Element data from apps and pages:
────────────────────

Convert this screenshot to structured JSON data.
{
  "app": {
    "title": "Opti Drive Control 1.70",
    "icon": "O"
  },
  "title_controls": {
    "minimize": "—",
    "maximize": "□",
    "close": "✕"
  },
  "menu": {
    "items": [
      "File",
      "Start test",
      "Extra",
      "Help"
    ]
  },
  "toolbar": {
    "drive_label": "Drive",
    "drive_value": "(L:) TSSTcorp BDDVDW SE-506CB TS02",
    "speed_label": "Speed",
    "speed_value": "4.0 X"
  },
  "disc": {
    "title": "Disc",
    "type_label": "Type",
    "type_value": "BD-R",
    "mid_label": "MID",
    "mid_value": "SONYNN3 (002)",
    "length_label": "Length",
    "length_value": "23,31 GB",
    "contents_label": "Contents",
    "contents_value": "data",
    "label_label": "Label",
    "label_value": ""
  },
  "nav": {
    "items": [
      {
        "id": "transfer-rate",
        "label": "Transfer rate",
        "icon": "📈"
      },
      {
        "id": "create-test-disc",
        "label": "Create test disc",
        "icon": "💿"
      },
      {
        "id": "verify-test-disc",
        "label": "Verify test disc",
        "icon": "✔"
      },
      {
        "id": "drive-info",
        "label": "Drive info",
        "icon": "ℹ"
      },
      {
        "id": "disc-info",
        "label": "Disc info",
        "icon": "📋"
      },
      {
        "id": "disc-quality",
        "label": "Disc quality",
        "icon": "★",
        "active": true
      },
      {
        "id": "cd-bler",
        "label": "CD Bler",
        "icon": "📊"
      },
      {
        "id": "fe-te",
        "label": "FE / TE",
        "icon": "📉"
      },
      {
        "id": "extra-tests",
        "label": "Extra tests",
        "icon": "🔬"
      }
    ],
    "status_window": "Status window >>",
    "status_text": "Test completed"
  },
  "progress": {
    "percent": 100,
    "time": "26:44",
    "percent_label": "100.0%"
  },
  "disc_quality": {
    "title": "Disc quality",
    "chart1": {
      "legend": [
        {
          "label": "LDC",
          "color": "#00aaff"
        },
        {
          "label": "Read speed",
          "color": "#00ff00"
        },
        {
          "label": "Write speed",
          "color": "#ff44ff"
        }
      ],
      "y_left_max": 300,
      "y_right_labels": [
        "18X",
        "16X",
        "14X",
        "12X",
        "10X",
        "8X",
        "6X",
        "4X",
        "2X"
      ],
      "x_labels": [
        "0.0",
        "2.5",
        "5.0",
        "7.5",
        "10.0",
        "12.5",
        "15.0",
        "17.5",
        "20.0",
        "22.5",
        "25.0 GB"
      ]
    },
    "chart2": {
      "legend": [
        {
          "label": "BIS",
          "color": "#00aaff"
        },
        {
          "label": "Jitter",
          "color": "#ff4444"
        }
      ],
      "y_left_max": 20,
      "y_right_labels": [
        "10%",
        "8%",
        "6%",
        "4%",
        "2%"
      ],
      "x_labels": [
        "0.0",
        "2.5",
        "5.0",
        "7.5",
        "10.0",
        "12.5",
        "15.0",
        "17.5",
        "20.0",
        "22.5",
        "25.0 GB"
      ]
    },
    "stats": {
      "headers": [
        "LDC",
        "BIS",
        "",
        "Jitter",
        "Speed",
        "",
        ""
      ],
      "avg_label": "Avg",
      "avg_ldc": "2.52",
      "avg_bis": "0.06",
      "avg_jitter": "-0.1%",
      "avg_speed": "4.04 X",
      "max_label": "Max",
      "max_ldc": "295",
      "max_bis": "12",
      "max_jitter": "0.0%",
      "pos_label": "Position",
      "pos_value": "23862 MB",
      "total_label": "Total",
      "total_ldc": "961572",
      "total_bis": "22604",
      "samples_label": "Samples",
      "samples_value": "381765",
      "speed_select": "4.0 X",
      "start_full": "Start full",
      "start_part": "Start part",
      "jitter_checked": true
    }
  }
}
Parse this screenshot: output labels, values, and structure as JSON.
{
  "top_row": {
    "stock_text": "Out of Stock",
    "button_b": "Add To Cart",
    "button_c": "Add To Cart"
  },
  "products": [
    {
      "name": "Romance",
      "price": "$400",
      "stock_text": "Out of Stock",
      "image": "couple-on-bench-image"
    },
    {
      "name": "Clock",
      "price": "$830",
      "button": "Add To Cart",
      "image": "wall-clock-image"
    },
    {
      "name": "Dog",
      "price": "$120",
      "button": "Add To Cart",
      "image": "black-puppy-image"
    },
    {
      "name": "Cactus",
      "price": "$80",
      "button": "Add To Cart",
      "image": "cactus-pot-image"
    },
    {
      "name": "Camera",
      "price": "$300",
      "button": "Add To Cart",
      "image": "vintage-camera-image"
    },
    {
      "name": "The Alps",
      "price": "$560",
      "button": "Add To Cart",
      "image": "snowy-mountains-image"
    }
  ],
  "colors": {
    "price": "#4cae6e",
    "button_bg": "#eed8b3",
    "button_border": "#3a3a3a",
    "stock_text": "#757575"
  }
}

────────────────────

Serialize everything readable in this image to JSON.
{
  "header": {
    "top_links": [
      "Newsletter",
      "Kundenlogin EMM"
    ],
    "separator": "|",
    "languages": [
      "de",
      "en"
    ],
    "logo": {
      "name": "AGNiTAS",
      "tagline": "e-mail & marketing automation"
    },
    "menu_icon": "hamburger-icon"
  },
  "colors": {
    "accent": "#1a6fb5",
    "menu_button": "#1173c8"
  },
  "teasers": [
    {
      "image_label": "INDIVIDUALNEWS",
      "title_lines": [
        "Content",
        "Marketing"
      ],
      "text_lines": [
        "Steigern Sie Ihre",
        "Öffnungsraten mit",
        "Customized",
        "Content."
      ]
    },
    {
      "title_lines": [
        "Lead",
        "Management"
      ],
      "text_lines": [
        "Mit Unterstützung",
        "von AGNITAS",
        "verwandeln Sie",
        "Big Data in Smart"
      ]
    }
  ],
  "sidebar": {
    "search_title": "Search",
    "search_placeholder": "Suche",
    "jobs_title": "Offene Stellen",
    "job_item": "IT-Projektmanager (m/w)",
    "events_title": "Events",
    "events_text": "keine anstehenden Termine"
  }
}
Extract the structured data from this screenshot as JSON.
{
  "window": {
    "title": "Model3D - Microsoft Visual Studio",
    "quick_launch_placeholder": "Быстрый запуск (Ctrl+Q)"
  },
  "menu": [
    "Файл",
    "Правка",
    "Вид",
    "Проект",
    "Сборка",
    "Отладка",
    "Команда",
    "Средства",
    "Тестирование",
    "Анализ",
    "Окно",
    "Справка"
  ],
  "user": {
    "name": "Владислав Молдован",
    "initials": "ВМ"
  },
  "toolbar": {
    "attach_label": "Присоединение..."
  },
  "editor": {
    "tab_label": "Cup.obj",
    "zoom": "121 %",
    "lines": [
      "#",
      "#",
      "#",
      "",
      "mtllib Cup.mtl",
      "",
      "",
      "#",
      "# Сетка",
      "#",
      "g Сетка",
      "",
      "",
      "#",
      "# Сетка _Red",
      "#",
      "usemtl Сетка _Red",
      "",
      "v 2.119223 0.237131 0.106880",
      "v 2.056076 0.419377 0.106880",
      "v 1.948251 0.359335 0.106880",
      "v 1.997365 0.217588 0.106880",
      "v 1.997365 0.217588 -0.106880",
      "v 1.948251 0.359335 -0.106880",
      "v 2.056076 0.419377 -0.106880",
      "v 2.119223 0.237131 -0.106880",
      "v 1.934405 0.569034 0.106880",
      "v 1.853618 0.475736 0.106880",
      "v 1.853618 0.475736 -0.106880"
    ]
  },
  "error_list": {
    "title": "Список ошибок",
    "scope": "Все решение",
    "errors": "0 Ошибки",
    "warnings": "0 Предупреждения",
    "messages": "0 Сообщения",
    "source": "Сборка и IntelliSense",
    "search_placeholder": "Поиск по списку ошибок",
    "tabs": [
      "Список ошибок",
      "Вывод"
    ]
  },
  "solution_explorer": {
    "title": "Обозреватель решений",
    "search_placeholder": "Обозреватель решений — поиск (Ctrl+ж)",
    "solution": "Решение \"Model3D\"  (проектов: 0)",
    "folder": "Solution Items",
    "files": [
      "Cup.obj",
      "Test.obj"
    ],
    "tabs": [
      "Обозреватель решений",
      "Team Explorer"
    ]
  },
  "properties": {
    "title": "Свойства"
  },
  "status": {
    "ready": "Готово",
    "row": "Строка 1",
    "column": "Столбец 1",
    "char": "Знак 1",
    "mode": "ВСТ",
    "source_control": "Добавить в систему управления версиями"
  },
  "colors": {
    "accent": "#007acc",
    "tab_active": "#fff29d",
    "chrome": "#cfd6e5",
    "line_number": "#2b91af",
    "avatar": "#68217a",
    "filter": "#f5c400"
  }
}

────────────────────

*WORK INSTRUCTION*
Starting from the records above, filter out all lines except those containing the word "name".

*EXERCISE RESPONSE*
      "name": "Romance",
      "name": "Clock",
      "name": "Dog",
      "name": "Cactus",
      "name": "Camera",
      "name": "The Alps",
      "name": "AGNiTAS",
    "name": "Владислав Молдован",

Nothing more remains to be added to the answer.